Updating a 1930 s house Live sexs srbija
After getting the keys, we spent ten months renovating the house from top to bottom — there's not a surface that we didn't touch nor a wall that we're not intimately acquainted with!
The house is a three bedroom 1930s mid terrace in Brislington, a suburb in the south of Bristol.
The kitchen and master bath needed work, and that’s where he came in.
They updated the kitchen first, which had been closed off from the living room before.
The room faces south so we get beautiful sunshine all day long, even in winter, making it a wonderful spot for reading and day dreaming.
It's even better in the warmer months, when we can open up the bifold doors and spill out onto the balcony.
Read Bradley Huber's renovation story behind the home: How to Update a Small Home Without a Pro Brad renovated his living room through trial and error.
He built the mantel piece by piece with precut oak plywood, added a gas insert found on Craigslist, framed the flat-screen—hiding its wires and DVD player among books—and finished the walls with two neutral shades.
First-time homeowner Bradley Huber hit on a rich palette for the exterior of his 1930 Craftsman after an unfortunate experiment involving pea green.
Paint: Behr's Pencil Point (siding), Chocolate Froth (pale trim), Slate Gray (porch floor and ceiling), and Charcoal Black (dark trim).

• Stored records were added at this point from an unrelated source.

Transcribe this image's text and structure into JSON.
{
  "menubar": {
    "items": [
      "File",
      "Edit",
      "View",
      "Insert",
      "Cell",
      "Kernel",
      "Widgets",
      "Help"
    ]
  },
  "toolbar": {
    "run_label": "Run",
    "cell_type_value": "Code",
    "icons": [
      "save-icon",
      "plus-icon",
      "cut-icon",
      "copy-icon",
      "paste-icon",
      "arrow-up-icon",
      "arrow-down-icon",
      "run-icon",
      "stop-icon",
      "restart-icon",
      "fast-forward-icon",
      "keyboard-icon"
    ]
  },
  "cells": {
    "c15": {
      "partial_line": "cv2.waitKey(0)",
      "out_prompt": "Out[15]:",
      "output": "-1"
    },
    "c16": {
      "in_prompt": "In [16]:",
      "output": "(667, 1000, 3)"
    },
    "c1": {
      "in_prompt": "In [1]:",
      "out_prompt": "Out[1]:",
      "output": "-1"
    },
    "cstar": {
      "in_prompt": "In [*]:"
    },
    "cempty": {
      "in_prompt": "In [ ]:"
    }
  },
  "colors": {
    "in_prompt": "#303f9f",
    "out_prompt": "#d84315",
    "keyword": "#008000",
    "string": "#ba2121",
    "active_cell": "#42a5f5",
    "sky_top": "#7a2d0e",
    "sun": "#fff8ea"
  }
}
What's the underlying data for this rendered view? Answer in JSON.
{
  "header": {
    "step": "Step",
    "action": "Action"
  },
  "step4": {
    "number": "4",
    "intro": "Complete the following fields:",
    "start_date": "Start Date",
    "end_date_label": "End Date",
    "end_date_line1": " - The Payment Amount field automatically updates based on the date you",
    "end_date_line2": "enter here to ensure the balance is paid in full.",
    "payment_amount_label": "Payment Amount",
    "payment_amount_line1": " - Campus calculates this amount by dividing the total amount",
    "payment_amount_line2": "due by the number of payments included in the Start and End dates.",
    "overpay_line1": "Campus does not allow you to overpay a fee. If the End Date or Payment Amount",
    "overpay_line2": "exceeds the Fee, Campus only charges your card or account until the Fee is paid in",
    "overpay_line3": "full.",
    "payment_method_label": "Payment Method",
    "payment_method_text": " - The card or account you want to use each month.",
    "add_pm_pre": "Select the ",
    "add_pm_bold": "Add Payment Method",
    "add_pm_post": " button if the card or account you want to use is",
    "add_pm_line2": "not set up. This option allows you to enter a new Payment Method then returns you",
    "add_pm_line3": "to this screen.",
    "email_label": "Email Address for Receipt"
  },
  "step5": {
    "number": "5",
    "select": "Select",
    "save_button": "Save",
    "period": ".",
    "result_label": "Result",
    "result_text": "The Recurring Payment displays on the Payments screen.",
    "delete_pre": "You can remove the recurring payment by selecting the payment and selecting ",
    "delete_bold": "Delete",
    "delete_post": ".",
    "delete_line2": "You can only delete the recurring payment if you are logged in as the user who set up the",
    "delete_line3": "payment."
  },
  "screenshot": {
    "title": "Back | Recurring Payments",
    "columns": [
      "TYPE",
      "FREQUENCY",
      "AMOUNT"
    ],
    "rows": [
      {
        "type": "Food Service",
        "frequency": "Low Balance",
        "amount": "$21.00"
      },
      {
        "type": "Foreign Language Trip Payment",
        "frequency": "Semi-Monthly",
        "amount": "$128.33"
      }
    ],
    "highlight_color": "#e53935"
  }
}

There were also lots of pseudo-historical styles from mock-Tudor houses with half-timbering to neo-Georgian styles. Inside, the art deco style with its striking colours of red, black, and silver, its exoticism and animal prints sits happily alongside reproductions of Tudor furniture with a Moderne chair in leather and tubular steel.